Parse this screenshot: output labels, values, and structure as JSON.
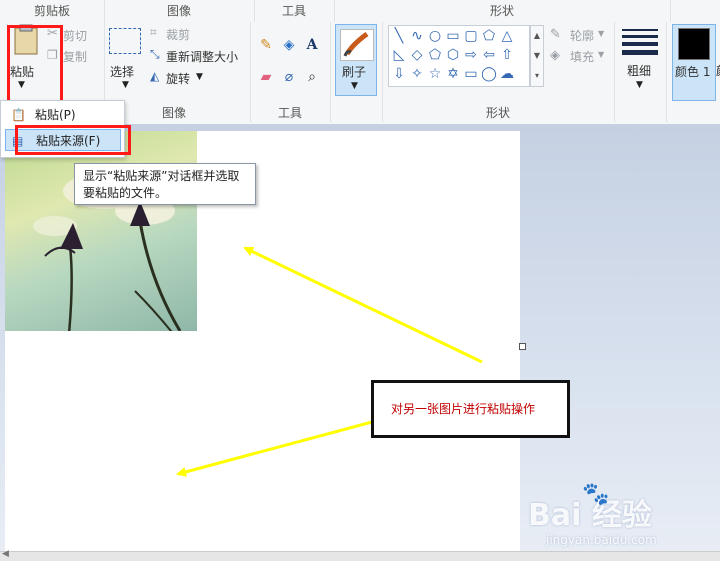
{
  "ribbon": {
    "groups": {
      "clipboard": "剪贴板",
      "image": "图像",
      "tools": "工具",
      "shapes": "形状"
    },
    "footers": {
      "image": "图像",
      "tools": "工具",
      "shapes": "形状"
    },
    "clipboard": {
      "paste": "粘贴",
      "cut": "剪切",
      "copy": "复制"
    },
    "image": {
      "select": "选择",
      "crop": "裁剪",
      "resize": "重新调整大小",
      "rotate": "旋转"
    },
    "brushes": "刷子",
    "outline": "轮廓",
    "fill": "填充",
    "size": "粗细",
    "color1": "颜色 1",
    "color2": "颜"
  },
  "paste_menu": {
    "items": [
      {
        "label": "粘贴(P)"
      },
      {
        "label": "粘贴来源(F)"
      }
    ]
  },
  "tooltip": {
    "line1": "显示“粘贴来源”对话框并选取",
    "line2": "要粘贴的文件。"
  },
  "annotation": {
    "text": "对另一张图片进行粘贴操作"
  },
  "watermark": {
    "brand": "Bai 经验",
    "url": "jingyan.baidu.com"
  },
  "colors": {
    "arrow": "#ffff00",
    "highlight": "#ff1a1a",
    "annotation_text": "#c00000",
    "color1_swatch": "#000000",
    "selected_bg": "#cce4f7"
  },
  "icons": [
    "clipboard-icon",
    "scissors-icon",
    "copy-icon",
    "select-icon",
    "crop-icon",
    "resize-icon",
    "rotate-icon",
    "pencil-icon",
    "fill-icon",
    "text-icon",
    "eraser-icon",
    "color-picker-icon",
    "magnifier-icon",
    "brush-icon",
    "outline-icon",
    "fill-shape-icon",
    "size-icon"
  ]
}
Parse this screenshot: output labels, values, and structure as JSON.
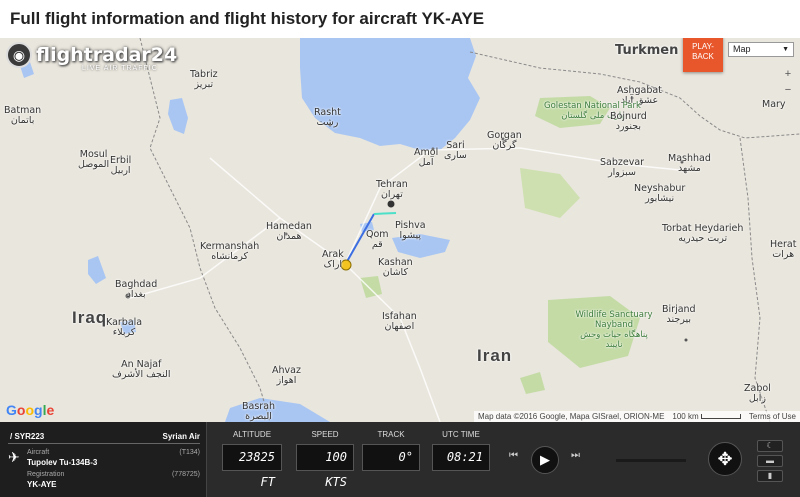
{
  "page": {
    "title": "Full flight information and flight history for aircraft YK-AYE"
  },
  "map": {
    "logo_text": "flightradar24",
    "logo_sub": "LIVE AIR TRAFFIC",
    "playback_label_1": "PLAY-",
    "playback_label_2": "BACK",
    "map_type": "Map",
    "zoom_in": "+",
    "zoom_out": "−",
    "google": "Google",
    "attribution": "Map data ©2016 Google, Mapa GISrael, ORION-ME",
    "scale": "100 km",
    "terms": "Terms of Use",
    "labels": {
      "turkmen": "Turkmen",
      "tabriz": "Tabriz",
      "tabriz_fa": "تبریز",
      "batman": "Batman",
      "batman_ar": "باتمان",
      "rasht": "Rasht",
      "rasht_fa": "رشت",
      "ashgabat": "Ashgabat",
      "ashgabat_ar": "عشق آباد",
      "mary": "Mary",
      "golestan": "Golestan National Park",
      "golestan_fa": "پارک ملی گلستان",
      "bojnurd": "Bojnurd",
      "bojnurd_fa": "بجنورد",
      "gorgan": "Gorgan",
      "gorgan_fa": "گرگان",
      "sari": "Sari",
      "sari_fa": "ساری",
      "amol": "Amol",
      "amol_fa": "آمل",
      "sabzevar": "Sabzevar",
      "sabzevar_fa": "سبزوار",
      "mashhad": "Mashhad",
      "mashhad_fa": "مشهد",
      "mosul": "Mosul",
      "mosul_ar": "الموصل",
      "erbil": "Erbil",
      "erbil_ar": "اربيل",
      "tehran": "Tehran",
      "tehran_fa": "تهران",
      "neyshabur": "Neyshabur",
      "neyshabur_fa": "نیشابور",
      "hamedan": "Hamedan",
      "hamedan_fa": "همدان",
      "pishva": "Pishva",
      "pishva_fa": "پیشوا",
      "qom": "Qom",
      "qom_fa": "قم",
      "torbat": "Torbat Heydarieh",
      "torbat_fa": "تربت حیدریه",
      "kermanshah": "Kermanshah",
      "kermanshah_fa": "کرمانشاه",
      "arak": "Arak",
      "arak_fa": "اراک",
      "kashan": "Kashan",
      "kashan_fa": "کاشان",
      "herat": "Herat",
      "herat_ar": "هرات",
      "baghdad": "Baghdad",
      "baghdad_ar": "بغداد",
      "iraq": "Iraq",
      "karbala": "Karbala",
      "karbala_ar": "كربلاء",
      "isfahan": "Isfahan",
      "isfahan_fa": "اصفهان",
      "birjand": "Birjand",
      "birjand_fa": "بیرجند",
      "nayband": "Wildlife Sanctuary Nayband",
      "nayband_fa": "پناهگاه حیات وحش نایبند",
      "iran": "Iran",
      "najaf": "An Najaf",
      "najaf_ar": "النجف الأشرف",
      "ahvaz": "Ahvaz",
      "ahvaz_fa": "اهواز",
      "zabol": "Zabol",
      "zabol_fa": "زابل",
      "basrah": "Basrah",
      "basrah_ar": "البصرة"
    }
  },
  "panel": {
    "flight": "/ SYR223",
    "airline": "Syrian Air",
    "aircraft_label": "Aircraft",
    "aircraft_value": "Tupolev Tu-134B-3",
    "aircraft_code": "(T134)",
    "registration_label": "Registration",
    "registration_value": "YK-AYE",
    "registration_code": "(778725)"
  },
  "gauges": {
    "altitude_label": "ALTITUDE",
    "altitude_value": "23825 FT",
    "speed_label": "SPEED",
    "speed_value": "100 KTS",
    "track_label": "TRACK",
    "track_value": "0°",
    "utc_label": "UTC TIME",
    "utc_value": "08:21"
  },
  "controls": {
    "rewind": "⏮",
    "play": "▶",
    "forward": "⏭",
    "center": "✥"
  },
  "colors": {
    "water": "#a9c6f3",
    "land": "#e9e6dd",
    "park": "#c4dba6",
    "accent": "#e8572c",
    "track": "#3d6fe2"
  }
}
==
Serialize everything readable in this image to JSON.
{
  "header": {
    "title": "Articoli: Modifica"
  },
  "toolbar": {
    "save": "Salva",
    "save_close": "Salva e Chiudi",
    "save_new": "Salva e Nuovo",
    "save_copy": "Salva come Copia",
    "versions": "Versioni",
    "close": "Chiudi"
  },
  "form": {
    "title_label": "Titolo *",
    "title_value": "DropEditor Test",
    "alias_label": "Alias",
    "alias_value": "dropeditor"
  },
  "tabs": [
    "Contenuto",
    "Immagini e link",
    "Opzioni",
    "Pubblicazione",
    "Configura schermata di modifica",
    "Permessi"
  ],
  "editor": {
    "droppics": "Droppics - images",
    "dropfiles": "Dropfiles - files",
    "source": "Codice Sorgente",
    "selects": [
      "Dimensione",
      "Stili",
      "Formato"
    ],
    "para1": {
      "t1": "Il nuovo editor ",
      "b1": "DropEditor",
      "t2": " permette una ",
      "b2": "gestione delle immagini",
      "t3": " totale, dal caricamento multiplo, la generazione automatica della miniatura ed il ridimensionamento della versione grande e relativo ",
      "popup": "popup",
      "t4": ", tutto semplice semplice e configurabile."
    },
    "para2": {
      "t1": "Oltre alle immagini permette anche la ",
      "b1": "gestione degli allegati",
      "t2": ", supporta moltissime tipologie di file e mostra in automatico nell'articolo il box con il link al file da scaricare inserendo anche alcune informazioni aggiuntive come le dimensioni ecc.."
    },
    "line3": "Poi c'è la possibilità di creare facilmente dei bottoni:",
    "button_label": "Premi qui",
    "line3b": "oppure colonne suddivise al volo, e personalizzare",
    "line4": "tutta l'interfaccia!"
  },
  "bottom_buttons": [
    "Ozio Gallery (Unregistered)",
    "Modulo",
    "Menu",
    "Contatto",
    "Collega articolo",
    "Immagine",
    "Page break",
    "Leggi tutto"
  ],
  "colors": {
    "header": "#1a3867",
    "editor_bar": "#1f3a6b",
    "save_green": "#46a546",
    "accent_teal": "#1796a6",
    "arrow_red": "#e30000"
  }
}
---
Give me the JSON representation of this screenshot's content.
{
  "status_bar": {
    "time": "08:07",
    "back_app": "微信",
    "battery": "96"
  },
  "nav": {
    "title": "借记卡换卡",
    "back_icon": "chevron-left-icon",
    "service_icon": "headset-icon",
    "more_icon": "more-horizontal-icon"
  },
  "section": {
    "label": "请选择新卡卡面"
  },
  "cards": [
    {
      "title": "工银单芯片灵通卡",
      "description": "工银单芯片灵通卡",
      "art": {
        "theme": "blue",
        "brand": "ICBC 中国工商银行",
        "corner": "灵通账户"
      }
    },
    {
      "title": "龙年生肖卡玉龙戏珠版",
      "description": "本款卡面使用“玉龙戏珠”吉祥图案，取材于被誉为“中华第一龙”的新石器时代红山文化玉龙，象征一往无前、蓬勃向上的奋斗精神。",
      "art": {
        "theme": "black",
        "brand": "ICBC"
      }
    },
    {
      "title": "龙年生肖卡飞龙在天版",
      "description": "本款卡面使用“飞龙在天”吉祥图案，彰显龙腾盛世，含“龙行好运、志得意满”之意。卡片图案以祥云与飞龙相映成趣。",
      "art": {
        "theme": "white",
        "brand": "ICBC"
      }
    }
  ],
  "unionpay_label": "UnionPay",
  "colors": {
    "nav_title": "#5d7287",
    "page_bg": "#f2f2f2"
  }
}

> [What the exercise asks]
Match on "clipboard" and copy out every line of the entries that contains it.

> [The answer]
      "clipboard": "剪贴板",
    "clipboard": {
    "clipboard-icon",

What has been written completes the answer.